Two lectures concerning a universal theory of sorrow. Radicalizing Heidegger’s insight that “the being of Da-sein is care [Sorge, sorrow],” I will affirm that sorrow belongs to the simple fact of being. Far from being limited to the evolutionary environment of our terrestrial sphere or the humoral confines of the human, sorrow is more properly a weird kind of cosmic substance composed of all being’s refusal of itself, the intrinsic negation of its own event. Grasping sorrow in these terms does not render actual, particular sorrow irrelevant or merely ontologically atmospheric, but rather redeems sorrow’s palpable darkness from both the hallucinogenic obscurity of affordable, instrumentalized problematicity (sorrow as something to be fixed or solved in the putative self-interest of making everything OK) and base ‘Manichean’ materiality (sorrow as merely an evil ingredient in things). In this theory, sorrow is projectively restored to reality as not only a reflective index, but a perfectible operation of the universal, a way forward into new reality. Everyone knows that “he who increases knowledge, increases sorrow” (Ecclesiastes 1:18). Now is time to see the necessity of the obverse: he who does not increase sorrow, does not increase knowledge.

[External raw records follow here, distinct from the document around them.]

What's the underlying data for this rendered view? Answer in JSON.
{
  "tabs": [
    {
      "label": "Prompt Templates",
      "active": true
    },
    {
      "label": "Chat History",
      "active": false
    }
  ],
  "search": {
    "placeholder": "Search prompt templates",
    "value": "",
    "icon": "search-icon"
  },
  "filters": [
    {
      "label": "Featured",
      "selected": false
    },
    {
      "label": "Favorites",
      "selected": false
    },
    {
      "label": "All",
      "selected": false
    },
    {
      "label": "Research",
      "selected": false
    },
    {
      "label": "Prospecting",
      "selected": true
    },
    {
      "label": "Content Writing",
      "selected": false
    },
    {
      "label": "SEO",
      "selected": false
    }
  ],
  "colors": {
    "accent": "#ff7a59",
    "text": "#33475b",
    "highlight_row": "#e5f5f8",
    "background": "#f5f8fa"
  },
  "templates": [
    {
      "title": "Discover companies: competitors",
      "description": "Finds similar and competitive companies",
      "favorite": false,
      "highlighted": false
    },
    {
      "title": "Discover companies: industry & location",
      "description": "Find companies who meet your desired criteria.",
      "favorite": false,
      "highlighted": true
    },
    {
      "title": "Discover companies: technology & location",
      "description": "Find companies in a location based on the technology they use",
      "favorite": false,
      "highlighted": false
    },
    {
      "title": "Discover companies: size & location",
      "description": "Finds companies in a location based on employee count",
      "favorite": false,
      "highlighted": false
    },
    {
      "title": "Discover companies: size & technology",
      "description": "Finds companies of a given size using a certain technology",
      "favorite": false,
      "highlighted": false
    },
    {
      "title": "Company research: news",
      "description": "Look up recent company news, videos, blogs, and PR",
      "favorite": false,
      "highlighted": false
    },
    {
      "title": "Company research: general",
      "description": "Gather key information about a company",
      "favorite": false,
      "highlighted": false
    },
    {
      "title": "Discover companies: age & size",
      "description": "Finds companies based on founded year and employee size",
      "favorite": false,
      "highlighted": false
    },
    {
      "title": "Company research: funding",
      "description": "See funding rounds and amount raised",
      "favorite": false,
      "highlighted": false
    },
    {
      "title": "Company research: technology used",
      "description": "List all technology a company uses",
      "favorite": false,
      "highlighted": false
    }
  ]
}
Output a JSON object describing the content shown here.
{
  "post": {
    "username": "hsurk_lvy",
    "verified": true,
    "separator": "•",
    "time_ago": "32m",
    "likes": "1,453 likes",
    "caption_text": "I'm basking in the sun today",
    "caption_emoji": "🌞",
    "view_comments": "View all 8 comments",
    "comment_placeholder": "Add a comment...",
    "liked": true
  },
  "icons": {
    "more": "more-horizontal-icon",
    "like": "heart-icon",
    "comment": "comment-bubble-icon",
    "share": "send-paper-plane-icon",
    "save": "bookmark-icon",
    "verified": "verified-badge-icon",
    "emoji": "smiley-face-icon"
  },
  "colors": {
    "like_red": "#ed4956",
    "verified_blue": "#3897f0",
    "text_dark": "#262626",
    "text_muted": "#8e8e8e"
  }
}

I: The Trouble with Not Being Born
A body came into the world, but it wasn’t you. – VH
The overwhelming and inescapable aporia of individuation—why am I me?—is an inevitable actual impossibility whose only ‘answer’ is that you are not. The fact that you are yourself is direct and irreparable proof that ‘you’ do not really exist, never have, and never will. Following E. M. Cioran’s instructions to rid ourselves “of the traces of this scandal [of birth], the most serious and intolerable of all,” this lecture will explicate the falsity of being born in relation to medieval concepts of mystical sorrow and patristic commentary on the crucifixion darkness, when “all creation mourned.” If all goes well, the conclusion of the lecture will coincide with finding yourself on the cross, surrounded by a voidal cosmos whose blackness is at once lamenting your birth and sucking you into the unending paradise of never having been.
II: Following the Sigh
Becoming is nothing more than a cosmic sigh. – E. M. Cioran
Pessimism’s fidelity to the sigh—“In pessimism, the first axiom is a long, low, funereal sigh” (ET, “Cosmic Pessimism”)—is tied to its secret cosmicity, as if in silent inverse repetition of certain late medieval precedents: “Oltre la spera che piú larga gira / passa ’l sospiro ch’esce del mio core” [Beyond the sphere that widest turns / passes the sigh that exits my heart] (Dante); “Beyond the sphere passeth the arrow of our sigh. Hafiz! Silence” (Hafiz). What is the relation of sigh and cosmos? Where does one touch the other? On the one hand, the sigh, like a live pneumatic form of the soul’s impending exit from a corpse’s mouth, restores consciousness to the general funeral of being, to the passing away that is all existence. On the other hand, the sigh is not deathly exhalation at all, but a stranger kind of being-breathed-in by the cosmos, as if within spirit there were another breath still, inhaled by some larger superessential body that has nothing and/or everything to do with the life of the breather. This lecture takes pessimism as a starting point for following the cosmic sigh via commentary on select verses from Dante’s Vita Nuova, Leopardi’sCanti, and Rasu-Yong Tugen’s Songs from the Black Moon.